Because of Supported Housing Fund assistance, people were able to move to community-based housing from:
Homelessness                                              201
Precarious housing                                       108
State-funded institution                                   34
Other Housing                                                 78

Because of Supported Housing Fund assistance, 509 people were able to maintain community based housing
Because of Supported Housing Fund assistance, people were able to move from community-based housing to:
Restrictive setting                                            10
Supported Housing Fund Program also purchased:
Household items                                              77
Other (bus tickets, IDs)                                  109

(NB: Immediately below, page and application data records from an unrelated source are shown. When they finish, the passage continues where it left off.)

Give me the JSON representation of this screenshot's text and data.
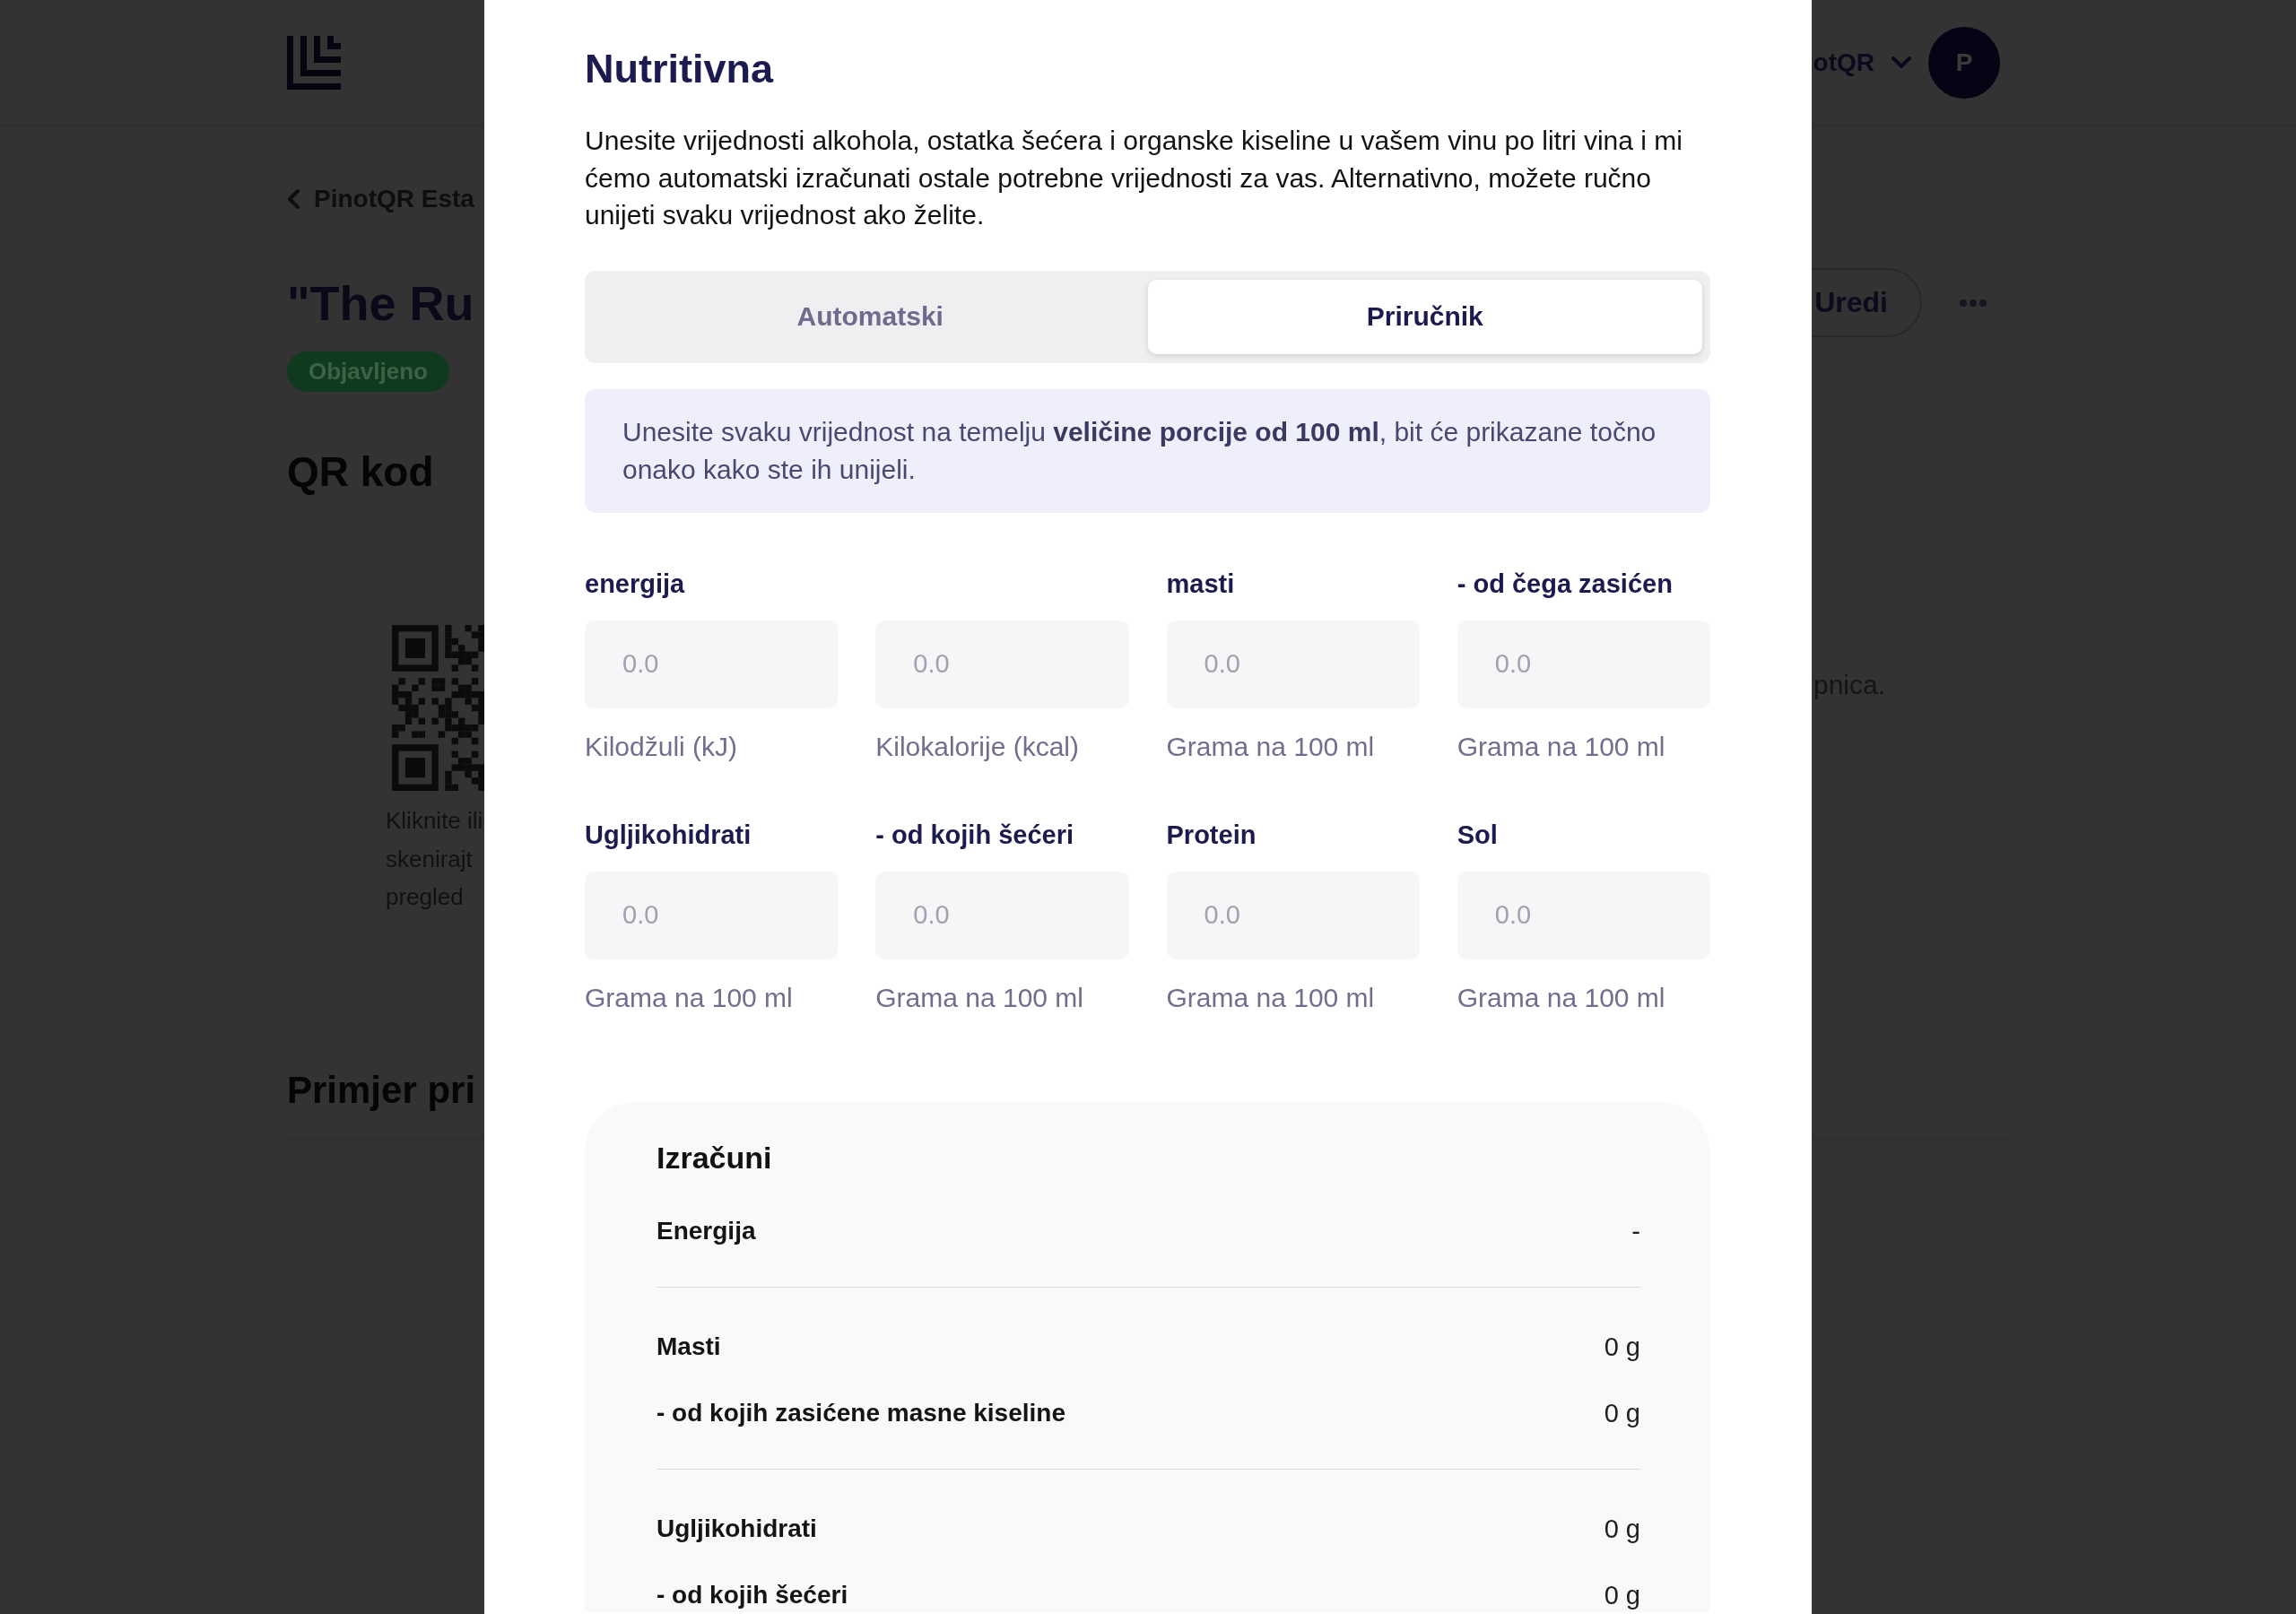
{
  "background_page": {
    "header": {
      "account_name": "otQR",
      "avatar_initial": "P"
    },
    "back_link": "PinotQR Esta",
    "title": "\"The Ru",
    "status_badge": "Objavljeno",
    "edit_button": "Uredi",
    "qr_section": {
      "heading": "QR kod",
      "caption_lines": [
        "Kliknite ili",
        "skenirajt",
        "pregled"
      ],
      "side_text": "pnica."
    },
    "preview_heading": "Primjer pri"
  },
  "modal": {
    "title": "Nutritivna",
    "description": "Unesite vrijednosti alkohola, ostatka šećera i organske kiseline u vašem vinu po litri vina i mi ćemo automatski izračunati ostale potrebne vrijednosti za vas. Alternativno, možete ručno unijeti svaku vrijednost ako želite.",
    "tabs": [
      {
        "label": "Automatski",
        "selected": false
      },
      {
        "label": "Priručnik",
        "selected": true
      }
    ],
    "info": "Unesite svaku vrijednost na temelju **veličine porcije od 100 ml**, bit će prikazane točno onako kako ste ih unijeli.",
    "fields": [
      {
        "label": "energija",
        "placeholder": "0.0",
        "hint": "Kilodžuli (kJ)"
      },
      {
        "placeholder": "0.0",
        "hint": "Kilokalorije (kcal)"
      },
      {
        "label": "masti",
        "placeholder": "0.0",
        "hint": "Grama na 100 ml"
      },
      {
        "label": "- od čega zasićen",
        "placeholder": "0.0",
        "hint": "Grama na 100 ml"
      },
      {
        "label": "Ugljikohidrati",
        "placeholder": "0.0",
        "hint": "Grama na 100 ml"
      },
      {
        "label": "- od kojih šećeri",
        "placeholder": "0.0",
        "hint": "Grama na 100 ml"
      },
      {
        "label": "Protein",
        "placeholder": "0.0",
        "hint": "Grama na 100 ml"
      },
      {
        "label": "Sol",
        "placeholder": "0.0",
        "hint": "Grama na 100 ml"
      }
    ],
    "calculations": {
      "title": "Izračuni",
      "groups": [
        {
          "rows": [
            {
              "label": "Energija",
              "value": "-"
            }
          ]
        },
        {
          "rows": [
            {
              "label": "Masti",
              "value": "0 g"
            },
            {
              "label": "- od kojih zasićene masne kiseline",
              "value": "0 g"
            }
          ]
        },
        {
          "rows": [
            {
              "label": "Ugljikohidrati",
              "value": "0 g"
            },
            {
              "label": "- od kojih šećeri",
              "value": "0 g"
            }
          ]
        }
      ]
    }
  }
}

To learn more about the Supported Housing Fund Program, visit Kansas Department for Aging and Disability Services

Homeless Prevention and Rapid Re-housing Program

To help American families survive a deep recession, the Homelessness Prevention and Rapid Re-housing Program (HPRP) enabled the first ever large-scale implementation of homelessness prevention program.
  • HPRP distributed $1.5 billion in grant funding to 535 states, counties, cities and U.S.. territories, and approximately 2,500 other entities, mostly direct service providers, were sub-grantees.
  • As of September 30, 2011 (2 years into the 3-year program) HPRP had provided 909,192 people in 359,192 households with financial assistance and supportive services designed to prevent homelessness.
Kim Wilson Housing, Inc.  (KWH) was an HPRP sub-grantee, serving the eastern half of Kansas.  Kansas Housing Resources Corporation awarded KWH the largest grant in the state.  In two years of the program's operation, KWH was able to provide financial assistance and supportive services to 722 households, which included 905 children and 65 Veterans, which resulted in these households  maintaining or obtaining housing.

The Homeless Prevention Study, a national study of the HPRP program, can be found here.
An analysis of KWH's HPRP outcomes and recommendations for future programing can be found here.